▶ _TO DO_
Every record below is to be copied exactly, with its images omitted.
┏━━
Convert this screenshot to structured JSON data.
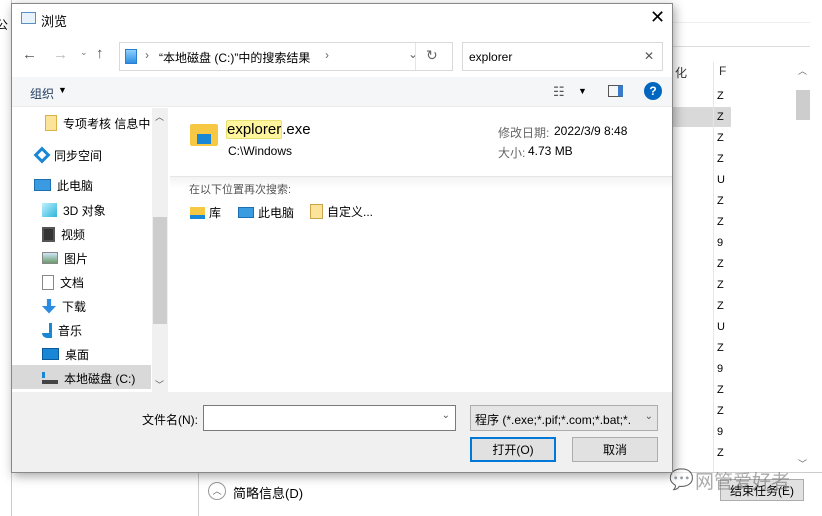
{
  "background": {
    "left_fragment": "公",
    "right_col_headers": [
      "化",
      "F"
    ],
    "right_cells": [
      "Z",
      "Z",
      "Z",
      "Z",
      "U",
      "Z",
      "Z",
      "9",
      "Z",
      "Z",
      "Z",
      "U",
      "Z",
      "9",
      "Z",
      "Z",
      "9",
      "Z"
    ],
    "brief_info": "简略信息(D)",
    "end_task": "结束任务(E)",
    "watermark": "网管爱好者"
  },
  "dialog": {
    "title": "浏览",
    "address": "“本地磁盘 (C:)”中的搜索结果",
    "search_value": "explorer",
    "organize": "组织",
    "sidebar": [
      {
        "label": "专项考核 信息中",
        "icon": "folder-icon"
      },
      {
        "label": "同步空间",
        "icon": "sync-space-icon"
      },
      {
        "label": "此电脑",
        "icon": "computer-icon"
      },
      {
        "label": "3D 对象",
        "icon": "3d-objects-icon"
      },
      {
        "label": "视频",
        "icon": "video-icon"
      },
      {
        "label": "图片",
        "icon": "pictures-icon"
      },
      {
        "label": "文档",
        "icon": "documents-icon"
      },
      {
        "label": "下载",
        "icon": "download-icon"
      },
      {
        "label": "音乐",
        "icon": "music-icon"
      },
      {
        "label": "桌面",
        "icon": "desktop-icon"
      },
      {
        "label": "本地磁盘 (C:)",
        "icon": "drive-icon"
      }
    ],
    "result": {
      "name_highlight": "explorer",
      "name_rest": ".exe",
      "path": "C:\\Windows",
      "modified_label": "修改日期:",
      "modified": "2022/3/9 8:48",
      "size_label": "大小:",
      "size": "4.73 MB"
    },
    "search_again_label": "在以下位置再次搜索:",
    "search_again": [
      "库",
      "此电脑",
      "自定义..."
    ],
    "filename_label": "文件名(N):",
    "filename_value": "",
    "filetype": "程序 (*.exe;*.pif;*.com;*.bat;*.",
    "open": "打开(O)",
    "cancel": "取消"
  },
  "colors": {
    "accent": "#0078d7",
    "highlight": "#fff59d",
    "selected": "#d9d9d9"
  }
}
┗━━
▶ _RESPONSE FOR THIS EXERCISE_
Convert this screenshot to structured JSON data.
{
  "background": {
    "left_fragment": "公",
    "right_col_headers": [
      "化",
      "F"
    ],
    "right_cells": [
      "Z",
      "Z",
      "Z",
      "Z",
      "U",
      "Z",
      "Z",
      "9",
      "Z",
      "Z",
      "Z",
      "U",
      "Z",
      "9",
      "Z",
      "Z",
      "9",
      "Z"
    ],
    "brief_info": "简略信息(D)",
    "end_task": "结束任务(E)",
    "watermark": "网管爱好者"
  },
  "dialog": {
    "title": "浏览",
    "address": "“本地磁盘 (C:)”中的搜索结果",
    "search_value": "explorer",
    "organize": "组织",
    "sidebar": [
      {
        "label": "专项考核 信息中",
        "icon": "folder-icon"
      },
      {
        "label": "同步空间",
        "icon": "sync-space-icon"
      },
      {
        "label": "此电脑",
        "icon": "computer-icon"
      },
      {
        "label": "3D 对象",
        "icon": "3d-objects-icon"
      },
      {
        "label": "视频",
        "icon": "video-icon"
      },
      {
        "label": "图片",
        "icon": "pictures-icon"
      },
      {
        "label": "文档",
        "icon": "documents-icon"
      },
      {
        "label": "下载",
        "icon": "download-icon"
      },
      {
        "label": "音乐",
        "icon": "music-icon"
      },
      {
        "label": "桌面",
        "icon": "desktop-icon"
      },
      {
        "label": "本地磁盘 (C:)",
        "icon": "drive-icon"
      }
    ],
    "result": {
      "name_highlight": "explorer",
      "name_rest": ".exe",
      "path": "C:\\Windows",
      "modified_label": "修改日期:",
      "modified": "2022/3/9 8:48",
      "size_label": "大小:",
      "size": "4.73 MB"
    },
    "search_again_label": "在以下位置再次搜索:",
    "search_again": [
      "库",
      "此电脑",
      "自定义..."
    ],
    "filename_label": "文件名(N):",
    "filename_value": "",
    "filetype": "程序 (*.exe;*.pif;*.com;*.bat;*.",
    "open": "打开(O)",
    "cancel": "取消"
  },
  "colors": {
    "accent": "#0078d7",
    "highlight": "#fff59d",
    "selected": "#d9d9d9"
  }
}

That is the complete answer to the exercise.